Like the other soldiers we talked to, Lingo said part of his reason for collecting the video is an attempt to explain his experience to friends and family.
“Making some of these videos and stuff has been one of the ways I can somehow show them,” he said. “If a picture is worth a thousand words … how much is a video worth, you know?”
Though he was disgusted by them, Lingo also watched a number of the Jihadist videos, to see what the enemy was doing and try to get an upper hand for his battalion, which lost 33 soldiers and was awarded 181 Purple Hearts for combatants wounded in action.
Coming home hasn’t been smooth for Lingo, including the common problems of adjusting back into civilian and home life and taking charge of a family that Sasha had been running while he was away. She said he’s sometimes on the computer eight or 10 hours a day.
“I don’t understand it,” she said. “I can’t understand it. I’ve never scrubbed brains out of my uniform. I’ve never watched somebody die … I’m just ready for it to be over, for the war to be over.”
For his part, Lingo is certain of one thing: He’s not going to show any of the videos to his young son, at least not until he’s older.

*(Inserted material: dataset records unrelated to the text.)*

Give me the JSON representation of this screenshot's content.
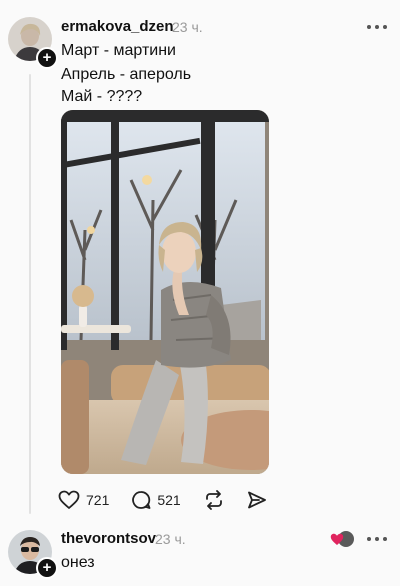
{
  "post": {
    "author": {
      "username": "ermakova_dzen",
      "time": "23 ч.",
      "follow_icon": "plus-icon"
    },
    "text_lines": [
      "Март - мартини",
      "Апрель - апероль",
      "Май - ????"
    ],
    "image": {
      "alt": "Woman seated on a cafe windowsill bench"
    },
    "actions": {
      "likes": "721",
      "comments": "521",
      "repost_icon": "repost-icon",
      "share_icon": "share-icon"
    },
    "menu_icon": "more-icon"
  },
  "reply": {
    "author": {
      "username": "thevorontsov",
      "time": "23 ч.",
      "follow_icon": "plus-icon"
    },
    "text": "онез",
    "liked_by_author_icon": "heart-badge-icon",
    "menu_icon": "more-icon"
  },
  "colors": {
    "background": "#fafafa",
    "text": "#111111",
    "secondary_text": "#9a9a9a",
    "heart_red": "#e0245e"
  }
}
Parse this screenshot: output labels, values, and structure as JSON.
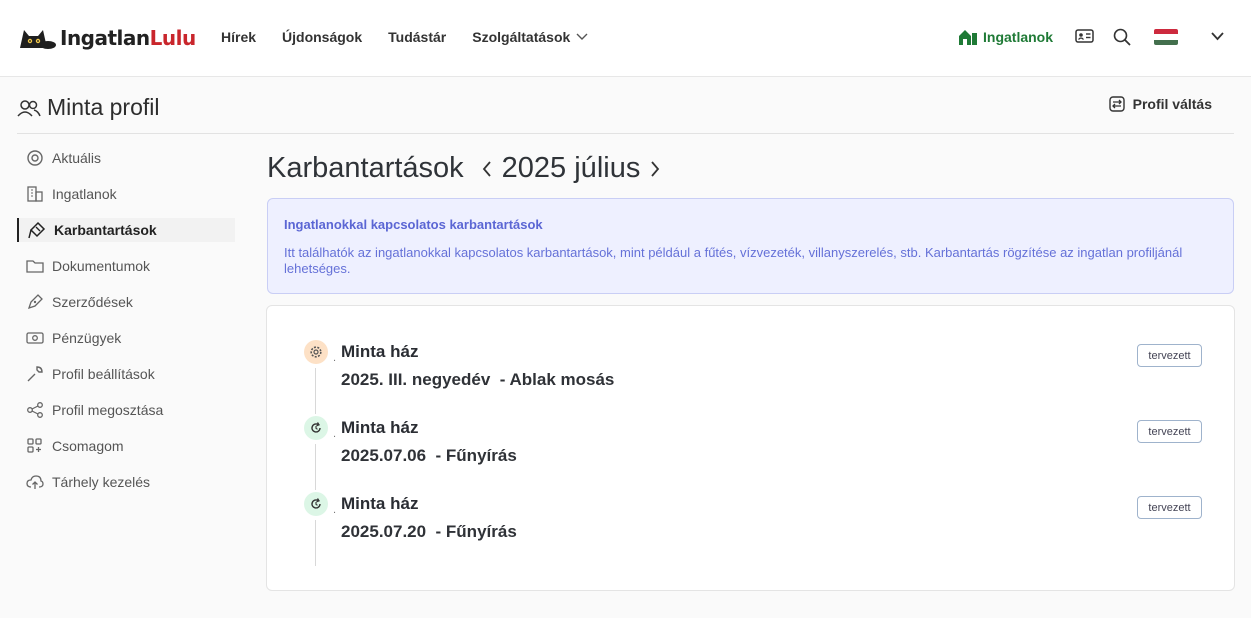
{
  "header": {
    "logo": {
      "part1": "Ingatlan",
      "part2": "Lulu"
    },
    "nav": [
      "Hírek",
      "Újdonságok",
      "Tudástár",
      "Szolgáltatások"
    ],
    "ingatlanok_link": "Ingatlanok",
    "language": "hu"
  },
  "profile": {
    "title": "Minta profil",
    "switch_label": "Profil váltás"
  },
  "sidebar": {
    "items": [
      {
        "label": "Aktuális",
        "icon": "target-icon"
      },
      {
        "label": "Ingatlanok",
        "icon": "building-icon"
      },
      {
        "label": "Karbantartások",
        "icon": "brush-icon",
        "active": true
      },
      {
        "label": "Dokumentumok",
        "icon": "folder-icon"
      },
      {
        "label": "Szerződések",
        "icon": "pen-icon"
      },
      {
        "label": "Pénzügyek",
        "icon": "money-icon"
      },
      {
        "label": "Profil beállítások",
        "icon": "wrench-icon"
      },
      {
        "label": "Profil megosztása",
        "icon": "share-icon"
      },
      {
        "label": "Csomagom",
        "icon": "apps-icon"
      },
      {
        "label": "Tárhely kezelés",
        "icon": "cloud-upload-icon"
      }
    ]
  },
  "main": {
    "title": "Karbantartások",
    "period": "2025 július",
    "info": {
      "title": "Ingatlanokkal kapcsolatos karbantartások",
      "text": "Itt találhatók az ingatlanokkal kapcsolatos karbantartások, mint például a fűtés, vízvezeték, villanyszerelés, stb. Karbantartás rögzítése az ingatlan profiljánál lehetséges."
    },
    "entries": [
      {
        "property": "Minta ház",
        "detail": "2025. III. negyedév  - Ablak mosás",
        "status": "tervezett",
        "icon": "gear-icon"
      },
      {
        "property": "Minta ház",
        "detail": "2025.07.06  - Fűnyírás",
        "status": "tervezett",
        "icon": "refresh-icon"
      },
      {
        "property": "Minta ház",
        "detail": "2025.07.20  - Fűnyírás",
        "status": "tervezett",
        "icon": "refresh-icon"
      }
    ]
  },
  "colors": {
    "brand_red": "#c9262c",
    "brand_green": "#1f7a36",
    "info_blue": "#5b66d4"
  }
}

Don’t miss “Iraq Uploaded,” airing Friday at 8 p.m. ET on MTV and Overdrive.